# Action item:
Send back the entries below exactly as they appear.

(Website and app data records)
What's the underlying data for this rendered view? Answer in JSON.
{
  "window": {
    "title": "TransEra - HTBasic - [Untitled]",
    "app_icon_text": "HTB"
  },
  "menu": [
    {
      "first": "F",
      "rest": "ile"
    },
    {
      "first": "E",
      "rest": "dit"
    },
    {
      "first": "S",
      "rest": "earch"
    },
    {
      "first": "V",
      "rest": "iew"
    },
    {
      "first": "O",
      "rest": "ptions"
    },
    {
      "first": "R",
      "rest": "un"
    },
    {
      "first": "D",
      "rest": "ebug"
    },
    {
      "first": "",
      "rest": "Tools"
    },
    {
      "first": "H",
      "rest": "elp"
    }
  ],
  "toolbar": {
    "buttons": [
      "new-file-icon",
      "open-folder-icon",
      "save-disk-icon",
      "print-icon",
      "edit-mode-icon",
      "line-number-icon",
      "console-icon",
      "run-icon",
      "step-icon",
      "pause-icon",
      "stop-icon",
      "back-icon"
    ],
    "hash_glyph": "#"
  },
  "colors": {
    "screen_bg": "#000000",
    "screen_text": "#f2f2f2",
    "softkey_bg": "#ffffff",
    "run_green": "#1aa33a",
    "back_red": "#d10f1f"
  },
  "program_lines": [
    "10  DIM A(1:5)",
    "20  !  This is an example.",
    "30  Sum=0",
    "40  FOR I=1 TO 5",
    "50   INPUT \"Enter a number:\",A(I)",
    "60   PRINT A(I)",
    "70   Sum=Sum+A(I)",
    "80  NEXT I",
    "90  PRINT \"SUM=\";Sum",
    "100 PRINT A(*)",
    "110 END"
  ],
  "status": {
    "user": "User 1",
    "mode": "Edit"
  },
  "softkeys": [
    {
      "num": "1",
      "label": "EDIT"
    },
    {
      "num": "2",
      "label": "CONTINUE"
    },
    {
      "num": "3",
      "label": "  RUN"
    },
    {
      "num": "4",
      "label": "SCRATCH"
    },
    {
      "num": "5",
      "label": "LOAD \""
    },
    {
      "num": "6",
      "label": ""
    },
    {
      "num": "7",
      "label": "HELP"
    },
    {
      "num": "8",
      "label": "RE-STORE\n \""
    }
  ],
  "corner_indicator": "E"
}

# Task result:
What's the underlying data for this rendered view? Answer in JSON.
{
  "window": {
    "title": "TransEra - HTBasic - [Untitled]",
    "app_icon_text": "HTB"
  },
  "menu": [
    {
      "first": "F",
      "rest": "ile"
    },
    {
      "first": "E",
      "rest": "dit"
    },
    {
      "first": "S",
      "rest": "earch"
    },
    {
      "first": "V",
      "rest": "iew"
    },
    {
      "first": "O",
      "rest": "ptions"
    },
    {
      "first": "R",
      "rest": "un"
    },
    {
      "first": "D",
      "rest": "ebug"
    },
    {
      "first": "",
      "rest": "Tools"
    },
    {
      "first": "H",
      "rest": "elp"
    }
  ],
  "toolbar": {
    "buttons": [
      "new-file-icon",
      "open-folder-icon",
      "save-disk-icon",
      "print-icon",
      "edit-mode-icon",
      "line-number-icon",
      "console-icon",
      "run-icon",
      "step-icon",
      "pause-icon",
      "stop-icon",
      "back-icon"
    ],
    "hash_glyph": "#"
  },
  "colors": {
    "screen_bg": "#000000",
    "screen_text": "#f2f2f2",
    "softkey_bg": "#ffffff",
    "run_green": "#1aa33a",
    "back_red": "#d10f1f"
  },
  "program_lines": [
    "10  DIM A(1:5)",
    "20  !  This is an example.",
    "30  Sum=0",
    "40  FOR I=1 TO 5",
    "50   INPUT \"Enter a number:\",A(I)",
    "60   PRINT A(I)",
    "70   Sum=Sum+A(I)",
    "80  NEXT I",
    "90  PRINT \"SUM=\";Sum",
    "100 PRINT A(*)",
    "110 END"
  ],
  "status": {
    "user": "User 1",
    "mode": "Edit"
  },
  "softkeys": [
    {
      "num": "1",
      "label": "EDIT"
    },
    {
      "num": "2",
      "label": "CONTINUE"
    },
    {
      "num": "3",
      "label": "  RUN"
    },
    {
      "num": "4",
      "label": "SCRATCH"
    },
    {
      "num": "5",
      "label": "LOAD \""
    },
    {
      "num": "6",
      "label": ""
    },
    {
      "num": "7",
      "label": "HELP"
    },
    {
      "num": "8",
      "label": "RE-STORE\n \""
    }
  ],
  "corner_indicator": "E"
}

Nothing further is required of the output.